Top of Supplied records

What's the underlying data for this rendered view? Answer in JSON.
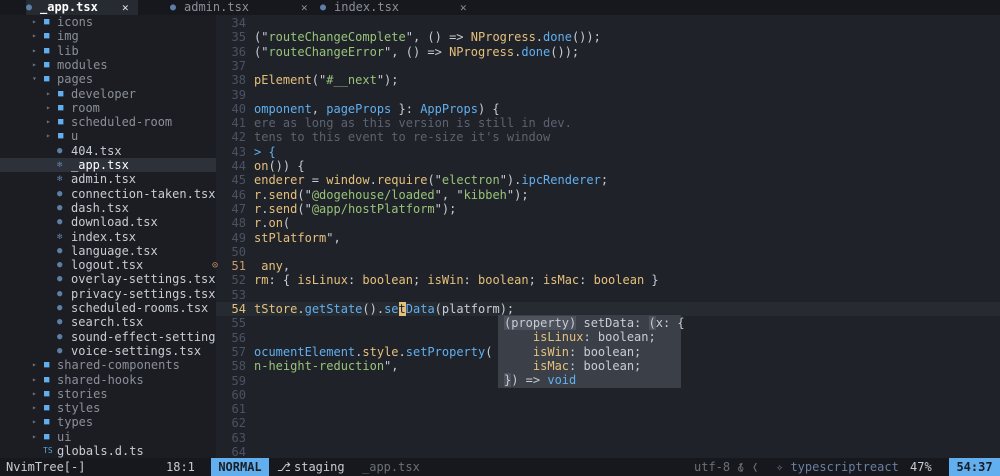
{
  "tabs": [
    {
      "label": "_app.tsx",
      "icon": "●",
      "close": "✕"
    },
    {
      "label": "admin.tsx",
      "icon": "●",
      "close": "✕"
    },
    {
      "label": "index.tsx",
      "icon": "●",
      "close": "✕"
    }
  ],
  "tree": {
    "items": [
      {
        "label": "icons",
        "type": "folder",
        "depth": 0,
        "arrow": "▸"
      },
      {
        "label": "img",
        "type": "folder",
        "depth": 0,
        "arrow": "▸"
      },
      {
        "label": "lib",
        "type": "folder",
        "depth": 0,
        "arrow": "▸"
      },
      {
        "label": "modules",
        "type": "folder",
        "depth": 0,
        "arrow": "▸"
      },
      {
        "label": "pages",
        "type": "folder",
        "depth": 0,
        "arrow": "▾"
      },
      {
        "label": "developer",
        "type": "folder",
        "depth": 1,
        "arrow": "▸"
      },
      {
        "label": "room",
        "type": "folder",
        "depth": 1,
        "arrow": "▸"
      },
      {
        "label": "scheduled-room",
        "type": "folder",
        "depth": 1,
        "arrow": "▸"
      },
      {
        "label": "u",
        "type": "folder",
        "depth": 1,
        "arrow": "▸"
      },
      {
        "label": "404.tsx",
        "type": "file",
        "depth": 1,
        "icon": "●"
      },
      {
        "label": "_app.tsx",
        "type": "file",
        "depth": 1,
        "icon": "✻",
        "selected": true
      },
      {
        "label": "admin.tsx",
        "type": "file",
        "depth": 1,
        "icon": "✻"
      },
      {
        "label": "connection-taken.tsx",
        "type": "file",
        "depth": 1,
        "icon": "●"
      },
      {
        "label": "dash.tsx",
        "type": "file",
        "depth": 1,
        "icon": "●"
      },
      {
        "label": "download.tsx",
        "type": "file",
        "depth": 1,
        "icon": "●"
      },
      {
        "label": "index.tsx",
        "type": "file",
        "depth": 1,
        "icon": "✻"
      },
      {
        "label": "language.tsx",
        "type": "file",
        "depth": 1,
        "icon": "●"
      },
      {
        "label": "logout.tsx",
        "type": "file",
        "depth": 1,
        "icon": "●"
      },
      {
        "label": "overlay-settings.tsx",
        "type": "file",
        "depth": 1,
        "icon": "●"
      },
      {
        "label": "privacy-settings.tsx",
        "type": "file",
        "depth": 1,
        "icon": "●"
      },
      {
        "label": "scheduled-rooms.tsx",
        "type": "file",
        "depth": 1,
        "icon": "●"
      },
      {
        "label": "search.tsx",
        "type": "file",
        "depth": 1,
        "icon": "●"
      },
      {
        "label": "sound-effect-setting",
        "type": "file",
        "depth": 1,
        "icon": "●"
      },
      {
        "label": "voice-settings.tsx",
        "type": "file",
        "depth": 1,
        "icon": "●"
      },
      {
        "label": "shared-components",
        "type": "folder",
        "depth": 0,
        "arrow": "▸"
      },
      {
        "label": "shared-hooks",
        "type": "folder",
        "depth": 0,
        "arrow": "▸"
      },
      {
        "label": "stories",
        "type": "folder",
        "depth": 0,
        "arrow": "▸"
      },
      {
        "label": "styles",
        "type": "folder",
        "depth": 0,
        "arrow": "▸"
      },
      {
        "label": "types",
        "type": "folder",
        "depth": 0,
        "arrow": "▸"
      },
      {
        "label": "ui",
        "type": "folder",
        "depth": 0,
        "arrow": "▸"
      },
      {
        "label": "globals.d.ts",
        "type": "file-ts",
        "depth": 0,
        "icon": "TS"
      }
    ]
  },
  "editor": {
    "lines": [
      {
        "num": "34",
        "tokens": []
      },
      {
        "num": "35",
        "tokens": [
          [
            "pl",
            "(\""
          ],
          [
            "str",
            "routeChangeComplete"
          ],
          [
            "pl",
            "\", () => "
          ],
          [
            "fn",
            "NProgress"
          ],
          [
            "pl",
            "."
          ],
          [
            "ty",
            "done"
          ],
          [
            "pl",
            "());"
          ]
        ]
      },
      {
        "num": "36",
        "tokens": [
          [
            "pl",
            "(\""
          ],
          [
            "str",
            "routeChangeError"
          ],
          [
            "pl",
            "\", () => "
          ],
          [
            "fn",
            "NProgress"
          ],
          [
            "pl",
            "."
          ],
          [
            "ty",
            "done"
          ],
          [
            "pl",
            "());"
          ]
        ]
      },
      {
        "num": "37",
        "tokens": []
      },
      {
        "num": "38",
        "tokens": [
          [
            "fn",
            "pElement"
          ],
          [
            "pl",
            "(\""
          ],
          [
            "str",
            "#__next"
          ],
          [
            "pl",
            "\");"
          ]
        ]
      },
      {
        "num": "39",
        "tokens": []
      },
      {
        "num": "40",
        "tokens": [
          [
            "ty",
            "omponent"
          ],
          [
            "pl",
            ", "
          ],
          [
            "ty",
            "pageProps"
          ],
          [
            "pl",
            " }: "
          ],
          [
            "ty",
            "AppProps"
          ],
          [
            "pl",
            ") {"
          ]
        ]
      },
      {
        "num": "41",
        "tokens": [
          [
            "cm",
            "ere as long as this version is still in dev."
          ]
        ]
      },
      {
        "num": "42",
        "tokens": [
          [
            "cm",
            "tens to this event to re-size it's window"
          ]
        ]
      },
      {
        "num": "43",
        "tokens": [
          [
            "ty",
            "> {"
          ]
        ]
      },
      {
        "num": "44",
        "tokens": [
          [
            "fn",
            "on"
          ],
          [
            "pl",
            "()) {"
          ]
        ]
      },
      {
        "num": "45",
        "tokens": [
          [
            "fn",
            "enderer"
          ],
          [
            "pl",
            " = "
          ],
          [
            "fn",
            "window"
          ],
          [
            "pl",
            "."
          ],
          [
            "fn",
            "require"
          ],
          [
            "pl",
            "(\""
          ],
          [
            "str",
            "electron"
          ],
          [
            "pl",
            "\")."
          ],
          [
            "ty",
            "ipcRenderer"
          ],
          [
            "pl",
            ";"
          ]
        ]
      },
      {
        "num": "46",
        "tokens": [
          [
            "fn",
            "r"
          ],
          [
            "pl",
            "."
          ],
          [
            "fn",
            "send"
          ],
          [
            "pl",
            "(\""
          ],
          [
            "str",
            "@dogehouse/loaded"
          ],
          [
            "pl",
            "\", \""
          ],
          [
            "str",
            "kibbeh"
          ],
          [
            "pl",
            "\");"
          ]
        ]
      },
      {
        "num": "47",
        "tokens": [
          [
            "fn",
            "r"
          ],
          [
            "pl",
            "."
          ],
          [
            "fn",
            "send"
          ],
          [
            "pl",
            "(\""
          ],
          [
            "str",
            "@app/hostPlatform"
          ],
          [
            "pl",
            "\");"
          ]
        ]
      },
      {
        "num": "48",
        "tokens": [
          [
            "fn",
            "r"
          ],
          [
            "pl",
            "."
          ],
          [
            "fn",
            "on"
          ],
          [
            "pl",
            "("
          ]
        ]
      },
      {
        "num": "49",
        "tokens": [
          [
            "fn",
            "stPlatform"
          ],
          [
            "pl",
            "\","
          ]
        ]
      },
      {
        "num": "50",
        "tokens": []
      },
      {
        "num": "51",
        "warn": true,
        "sign": "⊙",
        "tokens": [
          [
            "pl",
            " "
          ],
          [
            "fn",
            "any"
          ],
          [
            "pl",
            ","
          ]
        ]
      },
      {
        "num": "52",
        "tokens": [
          [
            "fn",
            "rm"
          ],
          [
            "pl",
            ": { "
          ],
          [
            "fn",
            "isLinux"
          ],
          [
            "pl",
            ": "
          ],
          [
            "fn",
            "boolean"
          ],
          [
            "pl",
            "; "
          ],
          [
            "fn",
            "isWin"
          ],
          [
            "pl",
            ": "
          ],
          [
            "fn",
            "boolean"
          ],
          [
            "pl",
            "; "
          ],
          [
            "fn",
            "isMac"
          ],
          [
            "pl",
            ": "
          ],
          [
            "fn",
            "boolean"
          ],
          [
            "pl",
            " }"
          ]
        ]
      },
      {
        "num": "53",
        "tokens": []
      },
      {
        "num": "54",
        "cursorline": true,
        "tokens": [
          [
            "fn",
            "tStore"
          ],
          [
            "pl",
            "."
          ],
          [
            "ty",
            "getState"
          ],
          [
            "pl",
            "()."
          ],
          [
            "ty",
            "se"
          ],
          [
            "cursor",
            "t"
          ],
          [
            "ty",
            "Data"
          ],
          [
            "pl",
            "("
          ],
          [
            "pl",
            "platform"
          ],
          [
            "pl",
            ");"
          ]
        ]
      },
      {
        "num": "55",
        "tokens": []
      },
      {
        "num": "56",
        "tokens": []
      },
      {
        "num": "57",
        "tokens": [
          [
            "ty",
            "ocumentElement"
          ],
          [
            "pl",
            "."
          ],
          [
            "fn",
            "style"
          ],
          [
            "pl",
            "."
          ],
          [
            "ty",
            "setProperty"
          ],
          [
            "pl",
            "("
          ]
        ]
      },
      {
        "num": "58",
        "tokens": [
          [
            "str",
            "n-height-reduction"
          ],
          [
            "pl",
            "\","
          ]
        ]
      },
      {
        "num": "59",
        "tokens": []
      },
      {
        "num": "60",
        "tokens": []
      },
      {
        "num": "61",
        "tokens": []
      },
      {
        "num": "62",
        "tokens": []
      },
      {
        "num": "63",
        "tokens": []
      },
      {
        "num": "64",
        "tokens": []
      }
    ]
  },
  "hover": {
    "lines": [
      [
        [
          "hl",
          "(property)"
        ],
        [
          "pl",
          " setData: "
        ],
        [
          "hl",
          "("
        ],
        [
          "pl",
          "x: {"
        ]
      ],
      [
        [
          "pl",
          "    "
        ],
        [
          "fn",
          "isLinux"
        ],
        [
          "pl",
          ": boolean;"
        ]
      ],
      [
        [
          "pl",
          "    "
        ],
        [
          "fn",
          "isWin"
        ],
        [
          "pl",
          ": boolean;"
        ]
      ],
      [
        [
          "pl",
          "    "
        ],
        [
          "fn",
          "isMac"
        ],
        [
          "pl",
          ": boolean;"
        ]
      ],
      [
        [
          "hl",
          "}"
        ],
        [
          "pl",
          ") => "
        ],
        [
          "ty",
          "void"
        ]
      ]
    ]
  },
  "status": {
    "tree": "NvimTree[-]",
    "position": "18:1",
    "mode": "NORMAL",
    "branch_icon": "⎇",
    "branch": "staging",
    "file": "_app.tsx",
    "encoding": "utf-8 ❬",
    "format": "♁ ❬",
    "filetype": "✧ typescriptreact",
    "percent": "47%",
    "cursor": "54:37"
  },
  "colors": {
    "mode_bg": "#61afef",
    "background": "#1f2229",
    "tree_bg": "#1b1d23"
  }
}
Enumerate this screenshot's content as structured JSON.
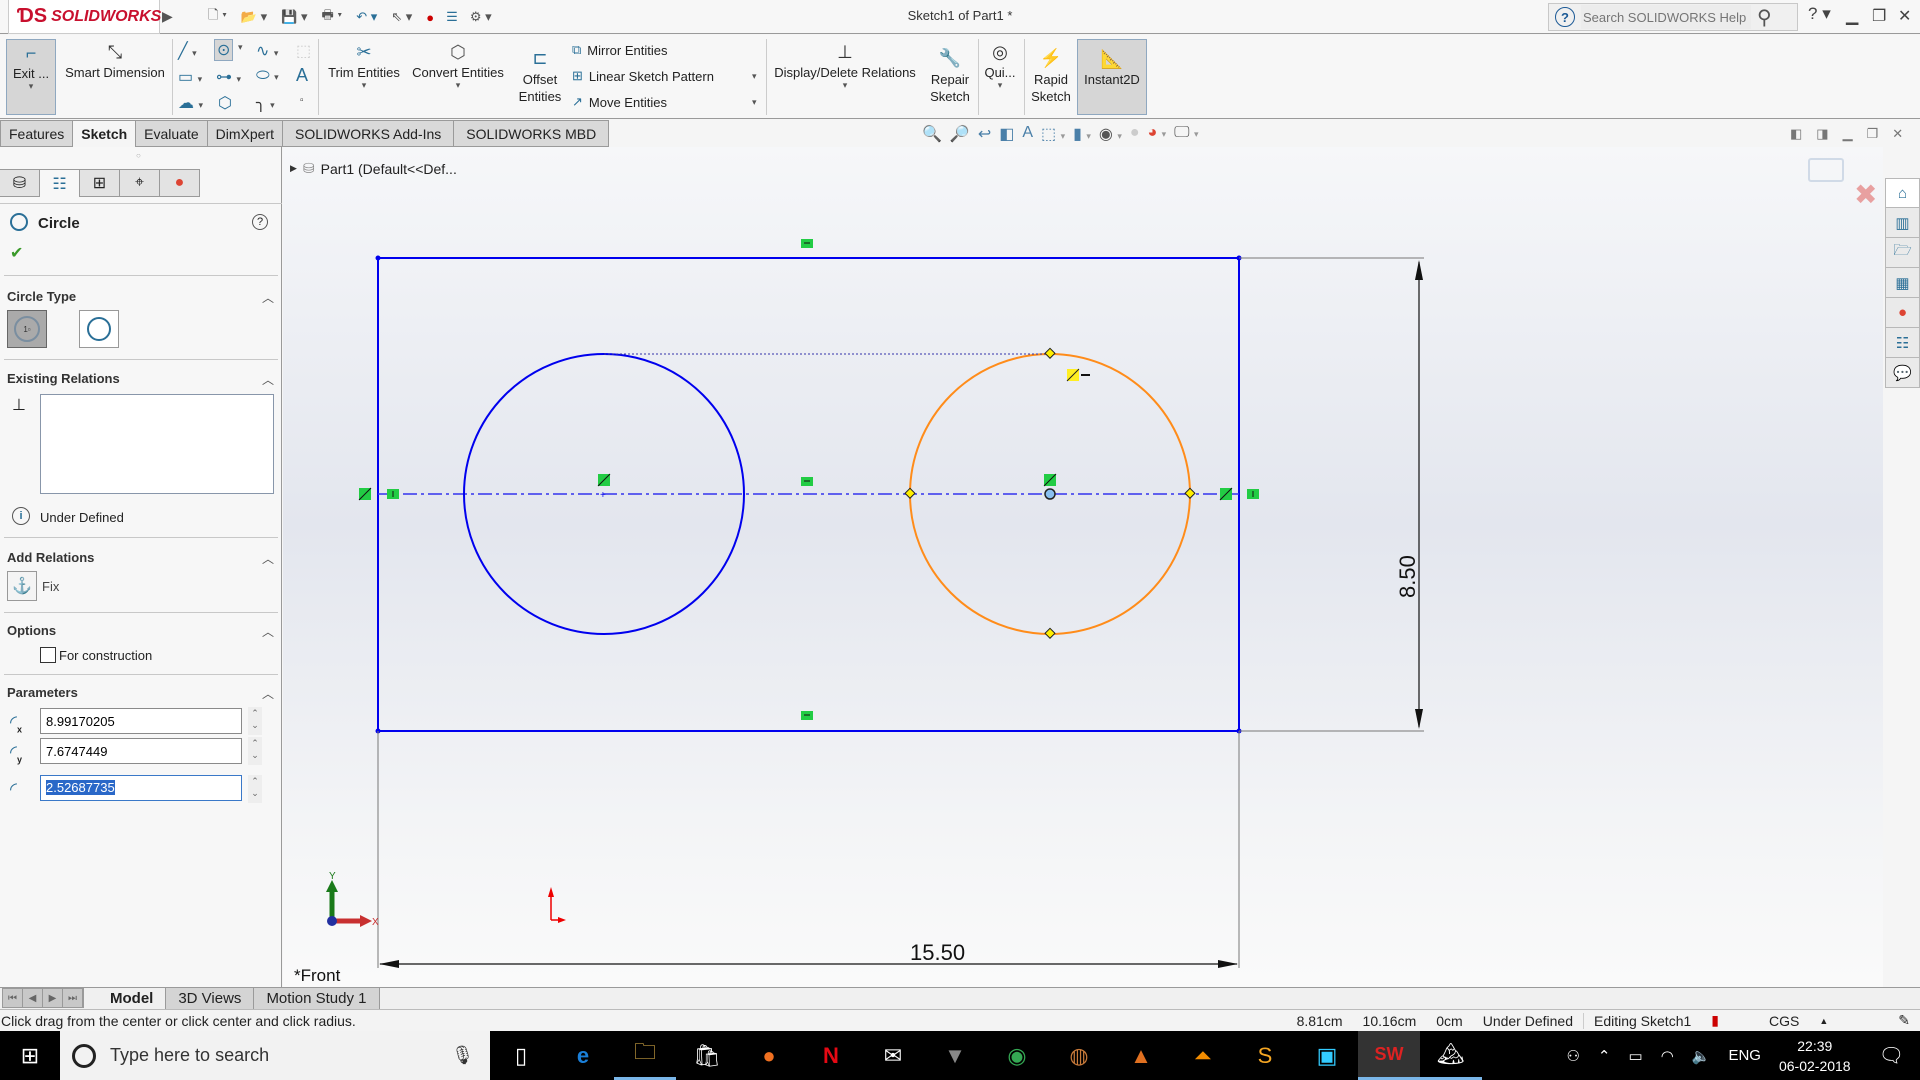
{
  "app": {
    "brand": "SOLIDWORKS",
    "brand_prefix": "DS",
    "doc_title": "Sketch1 of Part1 *",
    "search_placeholder": "Search SOLIDWORKS Help",
    "help_label": "?",
    "window_controls": [
      "minimize",
      "restore",
      "close"
    ]
  },
  "quick_access": [
    "new-document",
    "open",
    "save",
    "print",
    "undo",
    "select",
    "rebuild",
    "file-properties",
    "options"
  ],
  "ribbon": {
    "exit_sketch": "Exit ...",
    "smart_dimension": "Smart Dimension",
    "trim_entities": "Trim Entities",
    "convert_entities": "Convert Entities",
    "offset_entities_1": "Offset",
    "offset_entities_2": "Entities",
    "mirror_entities": "Mirror Entities",
    "linear_sketch_pattern": "Linear Sketch Pattern",
    "move_entities": "Move Entities",
    "display_delete_relations": "Display/Delete Relations",
    "repair_sketch_1": "Repair",
    "repair_sketch_2": "Sketch",
    "quick_snaps": "Qui...",
    "rapid_sketch_1": "Rapid",
    "rapid_sketch_2": "Sketch",
    "instant2d": "Instant2D"
  },
  "command_tabs": [
    {
      "label": "Features",
      "active": false
    },
    {
      "label": "Sketch",
      "active": true
    },
    {
      "label": "Evaluate",
      "active": false
    },
    {
      "label": "DimXpert",
      "active": false
    },
    {
      "label": "SOLIDWORKS Add-Ins",
      "active": false
    },
    {
      "label": "SOLIDWORKS MBD",
      "active": false
    }
  ],
  "panel": {
    "title": "Circle",
    "confirm": "✔",
    "circle_type": {
      "title": "Circle Type",
      "options": [
        "Center-point circle",
        "Perimeter circle"
      ],
      "selected": 0
    },
    "existing_relations": {
      "title": "Existing Relations",
      "items": [],
      "status": "Under Defined"
    },
    "add_relations": {
      "title": "Add Relations",
      "items": [
        "Fix"
      ]
    },
    "options": {
      "title": "Options",
      "for_construction_label": "For construction",
      "for_construction": false
    },
    "parameters": {
      "title": "Parameters",
      "center_x": "8.99170205",
      "center_y": "7.6747449",
      "radius": "2.52687735"
    }
  },
  "feature_tree": {
    "root": "Part1  (Default<<Def..."
  },
  "sketch": {
    "rectangle": {
      "width_dim": "15.50",
      "height_dim": "8.50"
    },
    "circles": [
      {
        "name": "left-circle",
        "state": "defined",
        "color": "#0000ee"
      },
      {
        "name": "right-circle",
        "state": "active",
        "color": "#ff8c1a"
      }
    ],
    "line_color": "#0000ee",
    "dim_color": "#000000"
  },
  "view_label": "*Front",
  "bottom_tabs": [
    {
      "label": "Model",
      "active": true
    },
    {
      "label": "3D Views",
      "active": false
    },
    {
      "label": "Motion Study 1",
      "active": false
    }
  ],
  "status": {
    "message": "Click drag from the center or click center and click radius.",
    "x": "8.81cm",
    "y": "10.16cm",
    "z": "0cm",
    "definition": "Under Defined",
    "editing": "Editing Sketch1",
    "units": "CGS"
  },
  "taskbar": {
    "search_placeholder": "Type here to search",
    "apps": [
      "task-view",
      "edge",
      "file-explorer",
      "store",
      "firefox",
      "netflix",
      "mail",
      "predator",
      "chrome",
      "app-circle",
      "matlab",
      "vlc",
      "sublime",
      "circuit-app",
      "solidworks-2016",
      "photos"
    ],
    "language": "ENG",
    "time": "22:39",
    "date": "06-02-2018"
  }
}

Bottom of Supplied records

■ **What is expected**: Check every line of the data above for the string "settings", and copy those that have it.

■ **Answer to the exercise**:
        "label": "overlay-settings.tsx",
        "label": "privacy-settings.tsx",
        "label": "voice-settings.tsx",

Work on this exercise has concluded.